American history is strewn with rags-to-riches stories that have become CEO folklore for companies big and small.
Take the story of Sam Walton, founder of Wal-Mart, who grew up during the Great Depression milking cows and delivering newspapers to help his family make ends meet.
Walton later served in the military before purchasing his first variety store and going on to found one of the biggest retailers in the world.
It’s an inspiring story. But will re-telling it really rouse the troops?
Perhaps not, according to the results of one academic study just reported by Fast Company.
Sean Martin of Boston College monitored the progress of 290 recent graduates at a large IT firm hired as entry-level programmers. They were broken into four groups, with each group being told stories that differed as to whether the subject was a senior or junior employee, or had done a good or bad thing in their past.
It turned out staff were far more motivated by the high achievements of junior employees, rather than senior management.
“The results indicate that stories about low-level organizational characters engaging in values-upholding behaviors are more positively associated with self-transcendent, helping behaviors—and negatively associated with deviant behaviors—than are similar stories about high-level members of the organization,” Martin concluded.
He suggested an explanation for the difference could come down to trust. A previous survey, for example, by PR firm Edelman showed that lower-ranked employees tend to trust peers in the same boat as themselves, rather than an aloof CEO, with regard to company information.

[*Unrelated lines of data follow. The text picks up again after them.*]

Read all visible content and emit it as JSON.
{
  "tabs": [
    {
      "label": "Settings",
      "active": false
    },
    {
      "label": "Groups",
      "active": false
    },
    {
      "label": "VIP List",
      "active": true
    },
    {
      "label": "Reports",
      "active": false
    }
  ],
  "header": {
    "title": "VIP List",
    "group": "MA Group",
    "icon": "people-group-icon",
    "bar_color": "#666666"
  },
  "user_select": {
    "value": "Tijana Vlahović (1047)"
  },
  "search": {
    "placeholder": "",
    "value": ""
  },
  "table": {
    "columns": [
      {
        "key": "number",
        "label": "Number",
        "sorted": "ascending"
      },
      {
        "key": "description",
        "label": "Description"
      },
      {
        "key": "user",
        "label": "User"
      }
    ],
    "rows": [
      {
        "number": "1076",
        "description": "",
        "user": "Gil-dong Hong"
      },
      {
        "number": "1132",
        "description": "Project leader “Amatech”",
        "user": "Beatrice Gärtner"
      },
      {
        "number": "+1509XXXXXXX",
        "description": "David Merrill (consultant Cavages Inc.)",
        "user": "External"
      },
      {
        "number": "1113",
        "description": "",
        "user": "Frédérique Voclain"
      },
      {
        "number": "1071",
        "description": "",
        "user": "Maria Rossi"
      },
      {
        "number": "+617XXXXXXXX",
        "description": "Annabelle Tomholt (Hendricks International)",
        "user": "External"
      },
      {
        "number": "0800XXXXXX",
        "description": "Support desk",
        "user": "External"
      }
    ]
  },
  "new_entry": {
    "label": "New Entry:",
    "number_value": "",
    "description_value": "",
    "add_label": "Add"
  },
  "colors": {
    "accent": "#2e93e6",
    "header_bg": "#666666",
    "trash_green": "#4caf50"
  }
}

So instead of openly boasting about a CEO’s past achievements, it could be time for companies hunting for talent to get the rank-and-file to share their tales of yore.